Our most exciting osteological find was a partial skeleton of a young female mastodon lying in the bottom of the sinkhole, buried in the digesta. The recovered material includes a pair of tusks, a complete mandible with a complete set of dentition, a pair of scapulae, a humerus, a tibia, numerous vertebrae, foot bones and ribs. Unfortunately, most of the skeleton appears to have eroded away long ago, but enough was recovered to really understand the age and health status of this animal. Paleontologists are well aware that fossil proboscideans are “filled with biology”. The slow growth rates and long life spans of proboscideans allow the skeletal elements, especially the tusks, to accumulate a wealth of information about the lives of these animals and the environments they lived in. Various aspects of the Latvis/Simpson mastodon are under study by numerous scientists for purposes of reconstructing the lives of Florida mastodons and the environments in which they lived. As part of a larger study of Florida mastodons and mammoths, scientists from the University of California at Santa Cruz sampled the enamel of the mastodon’s molars to determine the oxygen, carbon and strontium isotope signatures. Isotopic signatures provide information about diet, migration patterns and annual temperature changes in the environments that the proboscideans occupied.

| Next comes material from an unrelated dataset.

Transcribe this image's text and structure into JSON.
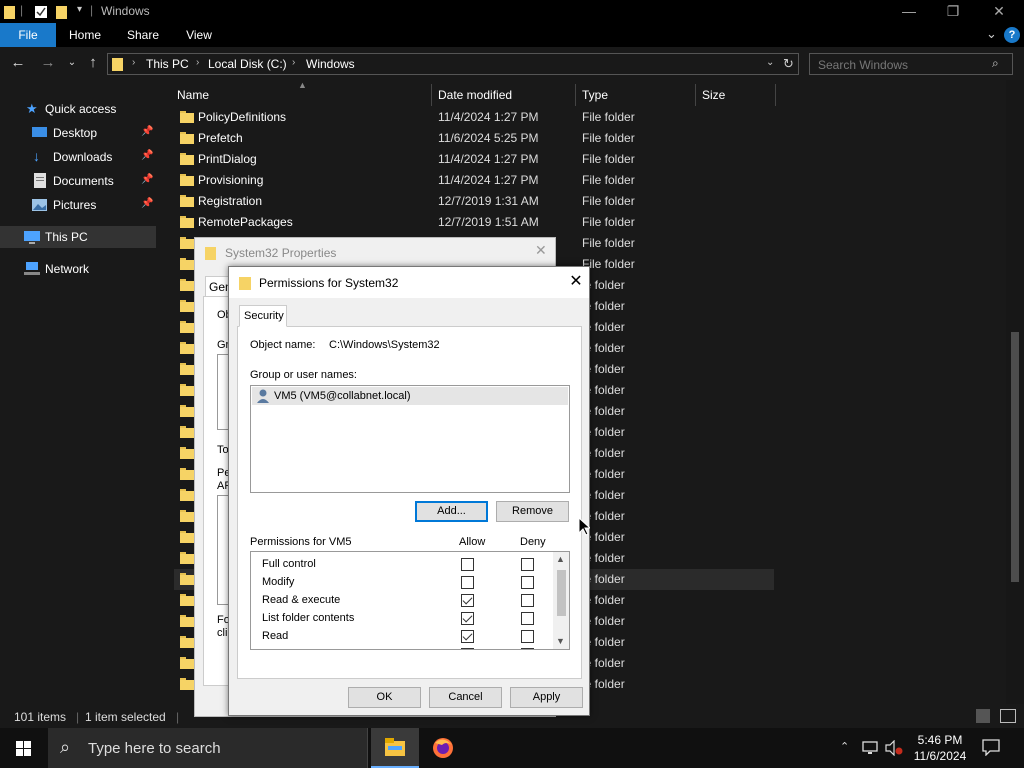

At the Florida Museum of Natural History we are in the process of interpreting and reconstructing the life of the Latvis/Simpson mastodon. The first clue about its life came when we noticed that most of the bones of this mastodon are unusually porous, and a few of the ribs have pathological growths indicating that this animal may have died from some yet unidentified disease. I looked into the life history of this mastodon by analyzing the growth rings in the tusks. Tusks of proboscideans continually grow throughout life and preserve a record of each individual’s life history and its environment. Like growth rings of a tree, annually alternating dark and light bands are visible when the tusk is sliced in cross section. These growth lines record the age of the individual, the alternation of the seasons, and the growth rate and health status of the mastodon throughout its life history. With the help of a saw from the Department of Agricultural Engineering and a couple of willing hands we bravely sectioned one of the Latvis/Simpson mastodon tusks in the hope of retrieving this information. As it turns out, I counted 12-13 alternating light and dark bands (summer and winter bands), and if we add the missing two years that this animal would have had its deciduous “baby” tusks we can calculate that our mastodon was 14 to 15 years of age when it died. Although not fully grown, this mastodon was just past the age when living elephants give birth to their first offspring. Ironically, a few small, very porous, incompletely formed bones were found associated with the mastodon material that appear to be from a late stage fetus. It is likely that our unfortunate young mastodon would have been a new mother if it had not died at such a young age.